Employment judge Sarah Goodman said after the ruling that Ms Appleby has been labelled ‘hostile’ by bosses after warning that staff had serious concerns about the prescription of puberty blockers to patients.
Ms Appleby was a social worker and safeguarding lead at the NHS’s only gender clinic for children
The director of GIDS, Dr Polly Carmichael, was said to have told her team that Ms Appleby had ‘an agenda’ and discouraged staff from telling her about safeguarding concerns.
Judge Goodman said the comments made it ‘difficult’ for Ms Appleby to carry out her duties at GIDS as the lead on safeguarding.
The judge also criticised Ms Appleby’s bosses for recording a complaint on her employment file without any formal investigation after the social worker had warned that GIDS could be in a ‘Jimmy Saville-style situation’.

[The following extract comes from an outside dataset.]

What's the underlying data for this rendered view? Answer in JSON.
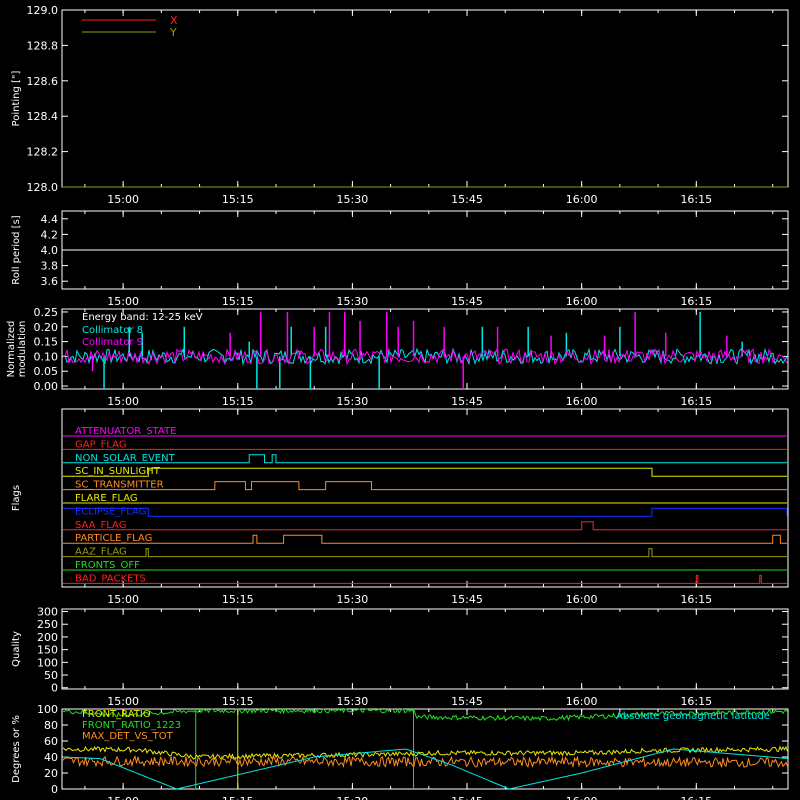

Judge Goodman said: ‘The claimant was reaching the end of her hitherto blameless professional career in a senior position.
‘Her explanation that referring to Jimmy Savile was shorthand for being careful that harm was not overlooked and was something she routinely stated in training was rejected without investigation.’
Ms Bell took legal action against the Tavistock and Portman NHS Foundation Trust, which runs GIDS, after ‘detransitioning’.
She suffered from gender dysphoria as a child and took testosterone, which left her with a deep voice and possibly infertile.
She also had a double mastectomy and took puberty blockers – but later realised she had ‘gone down the wrong path’.
The legal saga began around 16 months ago with an historic ruling in December 2020.
The High Court ruled that children under 16 with gender dysphoria could only consent to the use of hormone-blocking treatments if they understood the ‘immediate and long-term consequences’.
Keira Bell took legal action against the Tavistock and Portman NHS Foundation Trust, which runs GIDS, after ‘detransitioning’
The judges said it was ‘highly unlikely’ that a child aged 13 or under would be able to consent to the treatment, and that it was ‘doubtful’ that a child of 14 o 15 would understand the consequences.
But the Tavistock and Portman brought an appeal against the ruling in June 2021.
In a judgment in September last year, the Court of Appeal said it was ‘inappropriate’ for the High Court to give the guidance, finding doctors should instead exercise judgment about whether their patients can properly consent
Ms Bell said at the time she was ‘obviously disappointed’ with the ruling, and said the case had ‘shone a light into the dark corners of a medical scandal that is harming children.’
Lei ha aggiunto: ‘I am surprised and disappointed that the court was not concerned that children as young as 10 have been put on a pathway to sterilisation.’